►

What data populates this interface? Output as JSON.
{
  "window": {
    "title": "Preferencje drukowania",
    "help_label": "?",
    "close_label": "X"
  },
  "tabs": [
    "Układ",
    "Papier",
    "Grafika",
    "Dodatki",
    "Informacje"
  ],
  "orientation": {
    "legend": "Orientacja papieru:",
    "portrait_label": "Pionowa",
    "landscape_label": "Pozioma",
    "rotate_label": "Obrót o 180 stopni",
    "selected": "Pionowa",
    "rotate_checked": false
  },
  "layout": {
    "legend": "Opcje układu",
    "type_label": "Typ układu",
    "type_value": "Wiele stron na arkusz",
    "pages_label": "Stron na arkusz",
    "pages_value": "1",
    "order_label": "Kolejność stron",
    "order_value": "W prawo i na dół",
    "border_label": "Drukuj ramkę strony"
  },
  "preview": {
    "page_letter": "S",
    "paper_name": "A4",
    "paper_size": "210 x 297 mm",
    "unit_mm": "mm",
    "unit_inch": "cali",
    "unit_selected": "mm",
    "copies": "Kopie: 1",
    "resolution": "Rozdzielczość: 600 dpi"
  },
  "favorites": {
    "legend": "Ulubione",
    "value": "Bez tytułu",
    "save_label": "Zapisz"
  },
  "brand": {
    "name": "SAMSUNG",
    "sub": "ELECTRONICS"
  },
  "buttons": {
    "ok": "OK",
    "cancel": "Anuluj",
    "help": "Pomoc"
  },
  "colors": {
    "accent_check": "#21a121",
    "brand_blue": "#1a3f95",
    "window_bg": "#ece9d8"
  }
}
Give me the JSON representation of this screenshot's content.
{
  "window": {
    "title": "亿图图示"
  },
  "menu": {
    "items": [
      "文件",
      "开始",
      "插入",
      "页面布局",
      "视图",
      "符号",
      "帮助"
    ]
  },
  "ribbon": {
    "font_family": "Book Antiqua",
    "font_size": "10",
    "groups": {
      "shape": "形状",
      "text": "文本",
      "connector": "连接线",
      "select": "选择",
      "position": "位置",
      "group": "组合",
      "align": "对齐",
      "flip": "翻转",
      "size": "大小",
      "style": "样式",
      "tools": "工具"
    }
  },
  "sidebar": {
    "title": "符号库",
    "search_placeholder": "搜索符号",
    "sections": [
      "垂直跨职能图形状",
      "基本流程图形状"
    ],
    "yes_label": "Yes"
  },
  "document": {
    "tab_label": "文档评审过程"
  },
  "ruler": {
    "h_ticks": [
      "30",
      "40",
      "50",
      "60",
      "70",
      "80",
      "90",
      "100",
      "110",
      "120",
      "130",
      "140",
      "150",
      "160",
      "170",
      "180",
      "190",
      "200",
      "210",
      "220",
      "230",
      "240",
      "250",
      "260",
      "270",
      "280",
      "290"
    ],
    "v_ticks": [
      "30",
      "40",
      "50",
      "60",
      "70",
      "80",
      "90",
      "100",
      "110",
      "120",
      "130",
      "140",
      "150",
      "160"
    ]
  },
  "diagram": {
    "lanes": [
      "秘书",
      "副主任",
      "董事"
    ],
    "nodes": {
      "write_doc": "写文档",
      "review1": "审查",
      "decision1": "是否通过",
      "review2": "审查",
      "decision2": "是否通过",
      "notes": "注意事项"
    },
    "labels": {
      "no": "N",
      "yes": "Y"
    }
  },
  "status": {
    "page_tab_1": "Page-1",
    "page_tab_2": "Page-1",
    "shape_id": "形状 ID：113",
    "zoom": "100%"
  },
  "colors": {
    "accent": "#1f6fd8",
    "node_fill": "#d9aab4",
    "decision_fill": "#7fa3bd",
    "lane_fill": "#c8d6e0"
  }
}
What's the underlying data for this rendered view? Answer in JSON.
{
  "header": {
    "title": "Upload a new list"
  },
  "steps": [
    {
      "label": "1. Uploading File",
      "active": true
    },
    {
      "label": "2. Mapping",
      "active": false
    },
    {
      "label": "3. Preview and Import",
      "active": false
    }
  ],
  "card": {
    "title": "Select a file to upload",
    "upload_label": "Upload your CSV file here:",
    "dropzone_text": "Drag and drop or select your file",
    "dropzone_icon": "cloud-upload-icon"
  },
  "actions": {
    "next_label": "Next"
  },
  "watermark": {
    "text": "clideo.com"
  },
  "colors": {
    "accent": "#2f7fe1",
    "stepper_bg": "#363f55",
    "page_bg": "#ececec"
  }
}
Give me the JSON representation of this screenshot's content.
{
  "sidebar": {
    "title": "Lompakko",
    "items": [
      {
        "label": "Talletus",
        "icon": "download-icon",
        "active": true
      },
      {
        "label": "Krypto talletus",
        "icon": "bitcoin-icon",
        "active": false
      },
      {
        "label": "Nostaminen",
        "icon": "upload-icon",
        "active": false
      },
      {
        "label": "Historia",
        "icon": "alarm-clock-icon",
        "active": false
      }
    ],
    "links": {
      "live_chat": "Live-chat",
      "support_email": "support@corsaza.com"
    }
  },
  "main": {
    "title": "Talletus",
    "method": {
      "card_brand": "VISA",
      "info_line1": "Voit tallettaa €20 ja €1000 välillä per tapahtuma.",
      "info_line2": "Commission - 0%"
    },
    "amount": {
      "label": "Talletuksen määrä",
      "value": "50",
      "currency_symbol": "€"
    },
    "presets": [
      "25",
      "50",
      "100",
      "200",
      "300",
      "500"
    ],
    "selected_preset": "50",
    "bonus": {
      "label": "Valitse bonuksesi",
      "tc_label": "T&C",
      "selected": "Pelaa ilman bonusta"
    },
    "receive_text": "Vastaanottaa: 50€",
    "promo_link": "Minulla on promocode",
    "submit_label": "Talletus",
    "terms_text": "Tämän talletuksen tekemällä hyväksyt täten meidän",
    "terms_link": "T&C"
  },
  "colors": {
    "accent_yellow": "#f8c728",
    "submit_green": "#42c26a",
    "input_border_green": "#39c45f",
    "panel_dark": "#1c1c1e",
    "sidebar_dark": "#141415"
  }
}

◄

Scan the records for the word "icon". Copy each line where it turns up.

▶ **Your response**
    "dropzone_icon": "cloud-upload-icon"
        "icon": "download-icon",
        "icon": "bitcoin-icon",
        "icon": "upload-icon",
        "icon": "alarm-clock-icon",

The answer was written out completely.